Work task ▸ Lines below that hold the word "name" must be copied in full.

Recorded data:
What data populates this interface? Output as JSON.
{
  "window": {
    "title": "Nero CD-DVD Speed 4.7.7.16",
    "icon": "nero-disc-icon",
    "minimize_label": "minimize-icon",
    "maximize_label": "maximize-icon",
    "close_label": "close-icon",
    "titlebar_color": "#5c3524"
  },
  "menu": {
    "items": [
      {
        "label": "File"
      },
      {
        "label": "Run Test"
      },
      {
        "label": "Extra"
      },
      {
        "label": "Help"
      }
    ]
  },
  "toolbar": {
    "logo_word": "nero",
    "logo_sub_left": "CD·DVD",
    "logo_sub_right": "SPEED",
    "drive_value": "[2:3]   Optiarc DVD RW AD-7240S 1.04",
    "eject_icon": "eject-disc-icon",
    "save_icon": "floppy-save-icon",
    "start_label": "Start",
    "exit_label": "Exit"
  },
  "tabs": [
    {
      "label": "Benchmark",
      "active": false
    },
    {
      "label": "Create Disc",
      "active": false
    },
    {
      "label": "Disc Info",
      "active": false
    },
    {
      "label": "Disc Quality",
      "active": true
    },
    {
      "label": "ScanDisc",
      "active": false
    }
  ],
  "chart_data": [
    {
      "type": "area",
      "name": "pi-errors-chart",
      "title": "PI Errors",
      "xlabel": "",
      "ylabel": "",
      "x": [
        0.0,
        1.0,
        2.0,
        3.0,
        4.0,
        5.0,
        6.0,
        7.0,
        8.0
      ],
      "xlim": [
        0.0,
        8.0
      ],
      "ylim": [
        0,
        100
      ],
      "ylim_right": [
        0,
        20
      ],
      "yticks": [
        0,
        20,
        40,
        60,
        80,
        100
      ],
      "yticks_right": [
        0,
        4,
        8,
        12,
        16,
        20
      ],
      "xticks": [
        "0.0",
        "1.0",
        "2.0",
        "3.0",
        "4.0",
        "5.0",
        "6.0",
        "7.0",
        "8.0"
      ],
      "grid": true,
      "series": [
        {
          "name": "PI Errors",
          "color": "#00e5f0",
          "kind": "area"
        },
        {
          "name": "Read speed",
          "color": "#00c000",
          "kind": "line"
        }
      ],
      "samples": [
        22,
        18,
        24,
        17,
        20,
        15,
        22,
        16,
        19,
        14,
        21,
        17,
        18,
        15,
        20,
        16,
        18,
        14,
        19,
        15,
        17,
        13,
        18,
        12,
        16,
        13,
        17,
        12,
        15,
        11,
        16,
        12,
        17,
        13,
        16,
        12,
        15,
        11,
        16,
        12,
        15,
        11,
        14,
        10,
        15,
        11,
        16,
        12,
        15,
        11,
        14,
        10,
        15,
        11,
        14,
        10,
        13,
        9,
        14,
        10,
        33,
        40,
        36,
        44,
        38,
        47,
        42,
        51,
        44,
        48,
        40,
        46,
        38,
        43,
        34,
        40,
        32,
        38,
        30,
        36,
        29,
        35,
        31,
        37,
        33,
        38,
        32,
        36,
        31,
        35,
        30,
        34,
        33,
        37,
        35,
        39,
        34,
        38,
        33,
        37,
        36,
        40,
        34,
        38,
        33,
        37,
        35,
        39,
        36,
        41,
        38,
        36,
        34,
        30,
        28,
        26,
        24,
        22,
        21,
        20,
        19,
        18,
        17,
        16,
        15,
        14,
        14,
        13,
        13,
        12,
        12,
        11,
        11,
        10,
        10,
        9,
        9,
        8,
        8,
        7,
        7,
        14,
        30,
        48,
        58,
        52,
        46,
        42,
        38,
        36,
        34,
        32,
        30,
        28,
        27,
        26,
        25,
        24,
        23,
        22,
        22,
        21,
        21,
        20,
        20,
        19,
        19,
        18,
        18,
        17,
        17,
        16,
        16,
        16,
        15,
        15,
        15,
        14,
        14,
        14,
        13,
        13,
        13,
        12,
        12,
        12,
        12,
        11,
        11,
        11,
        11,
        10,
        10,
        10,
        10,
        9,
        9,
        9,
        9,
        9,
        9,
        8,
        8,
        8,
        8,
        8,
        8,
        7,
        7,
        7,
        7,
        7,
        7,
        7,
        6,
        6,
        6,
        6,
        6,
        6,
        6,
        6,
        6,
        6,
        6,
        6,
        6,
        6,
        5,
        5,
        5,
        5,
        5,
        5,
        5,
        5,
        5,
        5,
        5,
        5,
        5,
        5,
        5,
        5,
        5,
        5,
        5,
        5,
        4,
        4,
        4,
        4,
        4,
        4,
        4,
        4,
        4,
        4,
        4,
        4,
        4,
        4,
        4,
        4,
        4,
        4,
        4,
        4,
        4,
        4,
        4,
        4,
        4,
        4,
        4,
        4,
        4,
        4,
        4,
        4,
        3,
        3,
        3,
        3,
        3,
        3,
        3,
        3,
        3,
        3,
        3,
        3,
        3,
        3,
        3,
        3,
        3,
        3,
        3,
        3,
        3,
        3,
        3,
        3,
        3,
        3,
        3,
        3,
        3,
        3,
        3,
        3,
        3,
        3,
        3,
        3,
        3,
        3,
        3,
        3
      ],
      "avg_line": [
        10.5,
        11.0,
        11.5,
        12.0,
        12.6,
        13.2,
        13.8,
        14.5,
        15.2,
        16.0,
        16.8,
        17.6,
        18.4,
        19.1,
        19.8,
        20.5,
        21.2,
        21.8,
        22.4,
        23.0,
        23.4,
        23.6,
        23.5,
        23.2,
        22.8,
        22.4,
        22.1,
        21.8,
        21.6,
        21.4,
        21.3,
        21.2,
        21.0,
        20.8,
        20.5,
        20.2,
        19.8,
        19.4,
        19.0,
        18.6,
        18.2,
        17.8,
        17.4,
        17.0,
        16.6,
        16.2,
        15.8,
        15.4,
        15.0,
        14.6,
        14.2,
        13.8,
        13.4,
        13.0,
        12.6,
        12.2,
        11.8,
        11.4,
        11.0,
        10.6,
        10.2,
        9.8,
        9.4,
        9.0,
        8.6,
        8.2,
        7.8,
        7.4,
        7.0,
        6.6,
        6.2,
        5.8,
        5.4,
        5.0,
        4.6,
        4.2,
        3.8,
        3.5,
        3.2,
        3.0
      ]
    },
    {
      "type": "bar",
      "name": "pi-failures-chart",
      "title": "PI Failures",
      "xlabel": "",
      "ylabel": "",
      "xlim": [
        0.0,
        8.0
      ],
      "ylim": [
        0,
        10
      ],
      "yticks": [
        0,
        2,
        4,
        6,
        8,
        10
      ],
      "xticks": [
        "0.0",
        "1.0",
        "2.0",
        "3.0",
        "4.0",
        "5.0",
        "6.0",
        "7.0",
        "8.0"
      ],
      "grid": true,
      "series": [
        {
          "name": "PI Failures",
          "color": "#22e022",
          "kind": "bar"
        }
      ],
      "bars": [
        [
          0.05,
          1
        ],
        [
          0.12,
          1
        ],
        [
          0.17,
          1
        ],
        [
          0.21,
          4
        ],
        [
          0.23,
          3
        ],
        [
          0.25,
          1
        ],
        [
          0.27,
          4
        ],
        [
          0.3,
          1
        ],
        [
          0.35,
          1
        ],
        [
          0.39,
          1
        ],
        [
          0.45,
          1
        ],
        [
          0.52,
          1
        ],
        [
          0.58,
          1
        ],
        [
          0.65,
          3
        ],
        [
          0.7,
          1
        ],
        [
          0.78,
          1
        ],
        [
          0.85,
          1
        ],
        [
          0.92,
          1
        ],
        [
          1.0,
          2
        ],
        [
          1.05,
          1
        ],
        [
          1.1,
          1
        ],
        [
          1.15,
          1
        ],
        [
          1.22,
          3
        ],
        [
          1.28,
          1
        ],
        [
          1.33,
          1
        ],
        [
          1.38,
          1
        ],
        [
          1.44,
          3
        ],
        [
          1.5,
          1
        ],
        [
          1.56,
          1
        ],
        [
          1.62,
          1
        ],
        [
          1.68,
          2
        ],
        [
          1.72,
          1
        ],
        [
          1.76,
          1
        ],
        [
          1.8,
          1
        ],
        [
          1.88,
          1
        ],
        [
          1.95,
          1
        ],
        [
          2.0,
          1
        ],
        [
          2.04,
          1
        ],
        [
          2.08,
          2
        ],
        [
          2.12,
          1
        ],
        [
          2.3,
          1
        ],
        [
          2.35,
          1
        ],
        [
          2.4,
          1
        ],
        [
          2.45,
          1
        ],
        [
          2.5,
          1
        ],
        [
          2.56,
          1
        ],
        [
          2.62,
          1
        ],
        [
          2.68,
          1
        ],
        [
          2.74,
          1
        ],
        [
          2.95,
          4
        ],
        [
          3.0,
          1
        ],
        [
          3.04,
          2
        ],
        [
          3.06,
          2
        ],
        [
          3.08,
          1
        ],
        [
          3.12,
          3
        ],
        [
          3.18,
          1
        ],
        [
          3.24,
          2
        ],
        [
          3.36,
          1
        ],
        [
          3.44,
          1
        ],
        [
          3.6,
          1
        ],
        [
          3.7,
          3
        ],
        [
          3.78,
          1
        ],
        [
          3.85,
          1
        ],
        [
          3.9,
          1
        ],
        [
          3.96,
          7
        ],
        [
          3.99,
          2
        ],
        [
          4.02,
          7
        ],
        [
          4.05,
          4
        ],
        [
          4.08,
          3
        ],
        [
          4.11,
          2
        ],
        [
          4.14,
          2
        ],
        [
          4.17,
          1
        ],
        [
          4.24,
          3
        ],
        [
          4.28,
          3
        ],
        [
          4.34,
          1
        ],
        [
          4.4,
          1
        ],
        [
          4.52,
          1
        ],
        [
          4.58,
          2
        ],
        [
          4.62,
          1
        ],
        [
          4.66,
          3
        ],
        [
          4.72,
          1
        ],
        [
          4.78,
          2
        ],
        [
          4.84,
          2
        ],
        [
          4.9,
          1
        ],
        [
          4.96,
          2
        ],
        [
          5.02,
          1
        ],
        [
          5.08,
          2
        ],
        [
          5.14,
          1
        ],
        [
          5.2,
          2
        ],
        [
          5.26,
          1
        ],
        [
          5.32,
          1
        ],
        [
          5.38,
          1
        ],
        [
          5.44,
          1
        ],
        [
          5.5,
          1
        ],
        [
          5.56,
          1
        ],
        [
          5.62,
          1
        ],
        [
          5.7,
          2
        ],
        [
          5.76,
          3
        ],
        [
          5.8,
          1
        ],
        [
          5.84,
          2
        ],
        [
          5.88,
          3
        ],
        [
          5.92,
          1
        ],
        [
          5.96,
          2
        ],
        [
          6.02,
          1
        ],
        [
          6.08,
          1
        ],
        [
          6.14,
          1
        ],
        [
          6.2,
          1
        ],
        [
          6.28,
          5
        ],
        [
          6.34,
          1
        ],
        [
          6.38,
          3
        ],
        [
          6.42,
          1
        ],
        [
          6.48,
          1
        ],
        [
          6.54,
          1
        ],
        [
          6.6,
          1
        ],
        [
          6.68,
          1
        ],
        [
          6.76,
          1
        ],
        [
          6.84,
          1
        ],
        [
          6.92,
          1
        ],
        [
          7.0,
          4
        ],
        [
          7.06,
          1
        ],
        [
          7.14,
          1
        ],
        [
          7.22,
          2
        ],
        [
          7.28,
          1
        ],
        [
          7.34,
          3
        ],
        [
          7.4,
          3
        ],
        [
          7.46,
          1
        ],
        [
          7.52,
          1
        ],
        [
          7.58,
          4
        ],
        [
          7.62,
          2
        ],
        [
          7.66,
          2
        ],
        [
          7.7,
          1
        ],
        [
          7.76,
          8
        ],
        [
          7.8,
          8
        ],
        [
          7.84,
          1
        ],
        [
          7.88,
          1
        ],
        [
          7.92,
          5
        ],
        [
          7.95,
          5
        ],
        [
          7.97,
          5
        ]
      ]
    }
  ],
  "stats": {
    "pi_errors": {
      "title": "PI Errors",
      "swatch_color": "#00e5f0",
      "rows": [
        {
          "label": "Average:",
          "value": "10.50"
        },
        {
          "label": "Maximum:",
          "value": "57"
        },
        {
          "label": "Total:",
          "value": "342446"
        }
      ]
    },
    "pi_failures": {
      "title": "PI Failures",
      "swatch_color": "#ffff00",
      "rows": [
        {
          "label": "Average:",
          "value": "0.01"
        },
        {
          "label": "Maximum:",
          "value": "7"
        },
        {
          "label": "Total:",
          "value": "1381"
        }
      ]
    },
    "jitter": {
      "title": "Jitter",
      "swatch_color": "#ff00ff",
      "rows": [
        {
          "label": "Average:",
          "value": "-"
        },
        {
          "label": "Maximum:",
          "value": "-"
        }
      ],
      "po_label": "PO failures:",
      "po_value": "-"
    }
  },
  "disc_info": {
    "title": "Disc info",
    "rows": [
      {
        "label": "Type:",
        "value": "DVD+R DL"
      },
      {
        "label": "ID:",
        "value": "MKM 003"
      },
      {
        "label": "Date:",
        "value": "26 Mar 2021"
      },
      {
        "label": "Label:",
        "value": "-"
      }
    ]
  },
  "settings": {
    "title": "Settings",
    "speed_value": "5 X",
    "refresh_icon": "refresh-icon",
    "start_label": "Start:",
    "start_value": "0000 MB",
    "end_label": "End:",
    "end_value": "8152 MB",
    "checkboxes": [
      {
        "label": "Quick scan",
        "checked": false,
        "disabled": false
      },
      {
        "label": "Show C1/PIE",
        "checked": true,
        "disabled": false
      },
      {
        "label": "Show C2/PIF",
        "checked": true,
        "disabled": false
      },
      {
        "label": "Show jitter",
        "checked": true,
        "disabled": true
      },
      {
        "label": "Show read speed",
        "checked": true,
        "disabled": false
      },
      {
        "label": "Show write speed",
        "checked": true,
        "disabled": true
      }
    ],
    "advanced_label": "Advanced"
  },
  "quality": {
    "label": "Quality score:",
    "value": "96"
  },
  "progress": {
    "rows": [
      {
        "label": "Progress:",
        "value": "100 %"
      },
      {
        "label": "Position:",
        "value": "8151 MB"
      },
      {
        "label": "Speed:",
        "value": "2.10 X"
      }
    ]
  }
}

Answer space ▸
      "name": "pi-errors-chart",
          "name": "PI Errors",
          "name": "Read speed",
      "name": "pi-failures-chart",
          "name": "PI Failures",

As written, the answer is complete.